*** Begin section ***
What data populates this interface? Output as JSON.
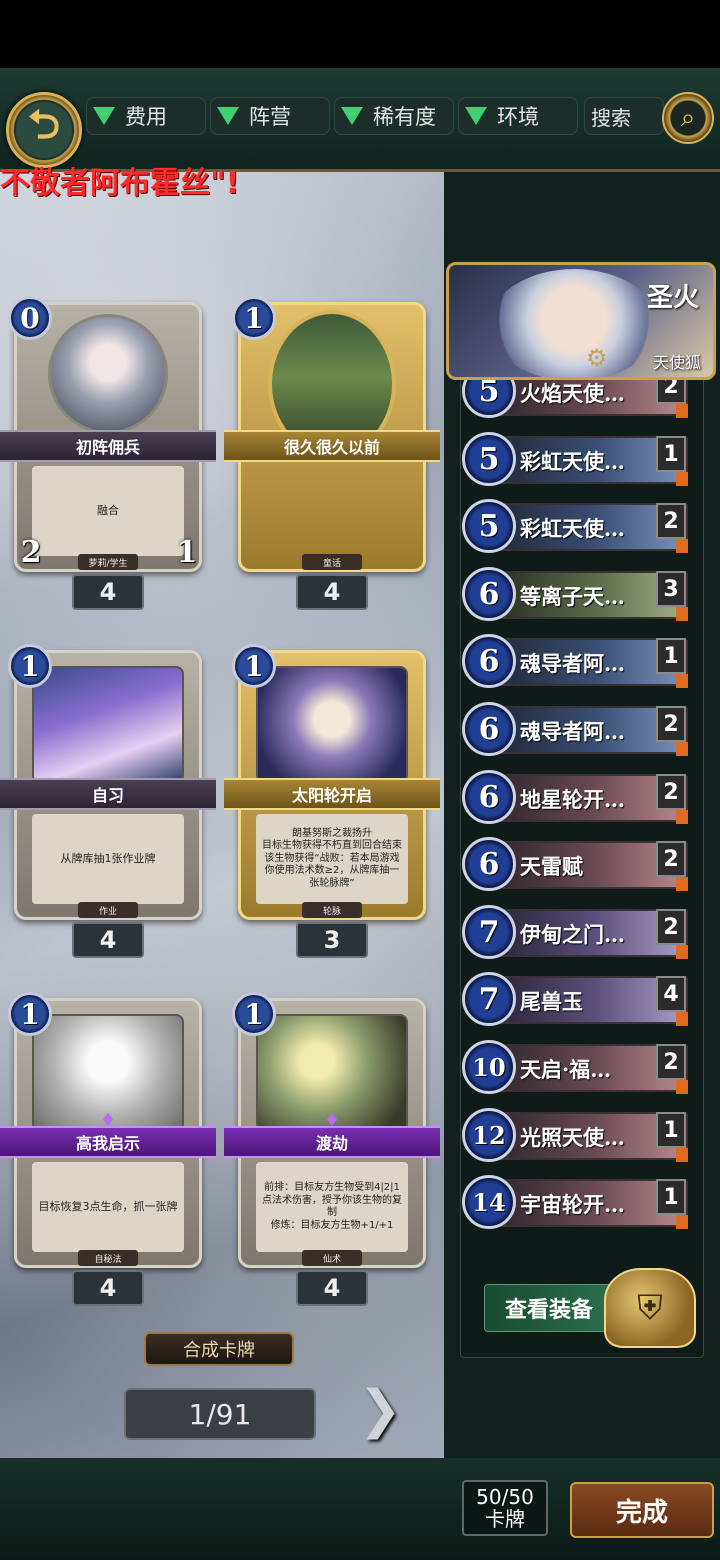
{
  "topbar": {
    "back_icon": "back-arrow-icon",
    "filters": [
      "费用",
      "阵营",
      "稀有度",
      "环境"
    ],
    "search_label": "搜索",
    "search_icon": "magnifier-icon"
  },
  "banner_text": "不敬者阿布霍丝\"!",
  "cards": [
    {
      "cost": "0",
      "name": "初阵佣兵",
      "text": "融合",
      "tag": "萝莉/学生",
      "attack": "2",
      "health": "1",
      "count": "4",
      "frame": "silver"
    },
    {
      "cost": "1",
      "name": "很久很久以前",
      "text": "",
      "tag": "童话",
      "count": "4",
      "frame": "gold"
    },
    {
      "cost": "1",
      "name": "自习",
      "text": "从牌库抽1张作业牌",
      "tag": "作业",
      "count": "4",
      "frame": "silver"
    },
    {
      "cost": "1",
      "name": "太阳轮开启",
      "text": "朗基努斯之裁扬升\n目标生物获得不朽直到回合结束\n该生物获得“战败：若本局游戏你使用法术数≥2，从牌库抽一张轮脉牌”",
      "tag": "轮脉",
      "count": "3",
      "frame": "gold"
    },
    {
      "cost": "1",
      "name": "高我启示",
      "text": "目标恢复3点生命，抓一张牌",
      "tag": "自秘法",
      "count": "4",
      "frame": "silver"
    },
    {
      "cost": "1",
      "name": "渡劫",
      "text": "前排：目标友方生物受到4|2|1点法术伤害，授予你该生物的复制\n修炼：目标友方生物+1/+1",
      "tag": "仙术",
      "count": "4",
      "frame": "silver"
    }
  ],
  "craft_label": "合成卡牌",
  "pager": "1/91",
  "leader": {
    "title": "圣火",
    "subtitle": "天使狐"
  },
  "decklist": [
    {
      "cost": "5",
      "name": "火焰天使…",
      "count": "2",
      "style": "red"
    },
    {
      "cost": "5",
      "name": "彩虹天使…",
      "count": "1",
      "style": "blue"
    },
    {
      "cost": "5",
      "name": "彩虹天使…",
      "count": "2",
      "style": "blue"
    },
    {
      "cost": "6",
      "name": "等离子天…",
      "count": "3",
      "style": "green"
    },
    {
      "cost": "6",
      "name": "魂导者阿…",
      "count": "1",
      "style": "blue"
    },
    {
      "cost": "6",
      "name": "魂导者阿…",
      "count": "2",
      "style": "blue"
    },
    {
      "cost": "6",
      "name": "地星轮开…",
      "count": "2",
      "style": "red"
    },
    {
      "cost": "6",
      "name": "天雷赋",
      "count": "2",
      "style": "red"
    },
    {
      "cost": "7",
      "name": "伊甸之门…",
      "count": "2",
      "style": "violet"
    },
    {
      "cost": "7",
      "name": "尾兽玉",
      "count": "4",
      "style": "violet"
    },
    {
      "cost": "10",
      "name": "天启·福…",
      "count": "2",
      "style": "red"
    },
    {
      "cost": "12",
      "name": "光照天使…",
      "count": "1",
      "style": "red"
    },
    {
      "cost": "14",
      "name": "宇宙轮开…",
      "count": "1",
      "style": "red"
    }
  ],
  "equip_label": "查看装备",
  "deck_count": {
    "value": "50/50",
    "label": "卡牌"
  },
  "done_label": "完成"
}
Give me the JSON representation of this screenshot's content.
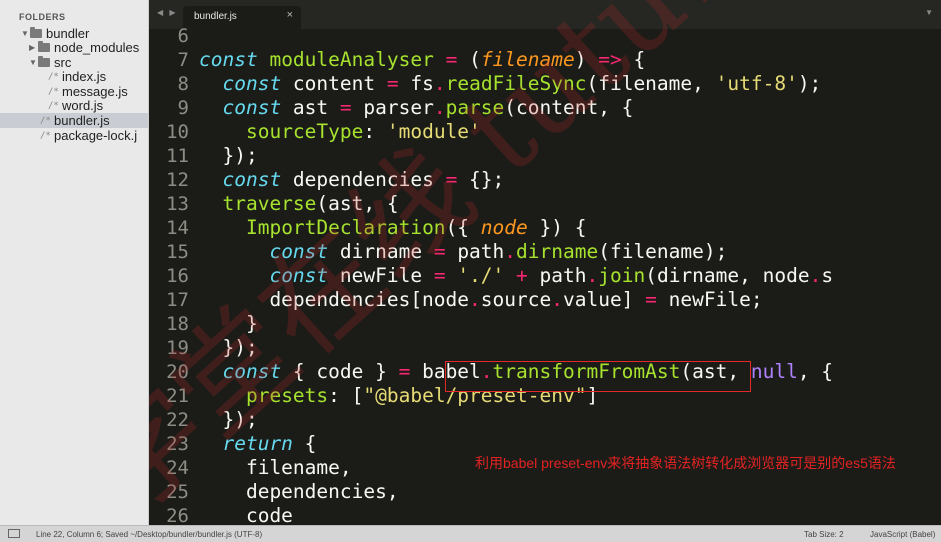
{
  "sidebar": {
    "title": "FOLDERS",
    "items": [
      {
        "label": "bundler",
        "type": "folder",
        "open": true
      },
      {
        "label": "node_modules",
        "type": "folder",
        "open": false
      },
      {
        "label": "src",
        "type": "folder",
        "open": true
      },
      {
        "label": "index.js",
        "type": "file"
      },
      {
        "label": "message.js",
        "type": "file"
      },
      {
        "label": "word.js",
        "type": "file"
      },
      {
        "label": "bundler.js",
        "type": "file",
        "selected": true
      },
      {
        "label": "package-lock.j",
        "type": "file"
      }
    ]
  },
  "tabs": [
    {
      "label": "bundler.js",
      "close": "×"
    }
  ],
  "tab_nav": "◀ ▶",
  "tab_menu": "▼",
  "line_numbers": [
    "6",
    "7",
    "8",
    "9",
    "10",
    "11",
    "12",
    "13",
    "14",
    "15",
    "16",
    "17",
    "18",
    "19",
    "20",
    "21",
    "22",
    "23",
    "24",
    "25",
    "26"
  ],
  "code_lines": [
    "",
    "const moduleAnalyser = (filename) => {",
    "  const content = fs.readFileSync(filename, 'utf-8');",
    "  const ast = parser.parse(content, {",
    "    sourceType: 'module'",
    "  });",
    "  const dependencies = {};",
    "  traverse(ast, {",
    "    ImportDeclaration({ node }) {",
    "      const dirname = path.dirname(filename);",
    "      const newFile = './' + path.join(dirname, node.s",
    "      dependencies[node.source.value] = newFile;",
    "    }",
    "  });",
    "  const { code } = babel.transformFromAst(ast, null, {",
    "    presets: [\"@babel/preset-env\"]",
    "  });",
    "  return {",
    "    filename,",
    "    dependencies,",
    "    code"
  ],
  "annotation": "利用babel preset-env来将抽象语法树转化成浏览器可是别的es5语法",
  "watermark": "学堂在线 tutu123.com",
  "statusbar": {
    "left": "Line 22, Column 6; Saved ~/Desktop/bundler/bundler.js (UTF-8)",
    "tab_size": "Tab Size: 2",
    "language": "JavaScript (Babel)"
  },
  "colors": {
    "editor_bg": "#1b1c18",
    "keyword": "#66d9ef",
    "function": "#a6e22e",
    "string": "#e6db74",
    "operator": "#f92672",
    "argument": "#fd971f",
    "constant": "#ae81ff",
    "annotation": "#e32222"
  }
}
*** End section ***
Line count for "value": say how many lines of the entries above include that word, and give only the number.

2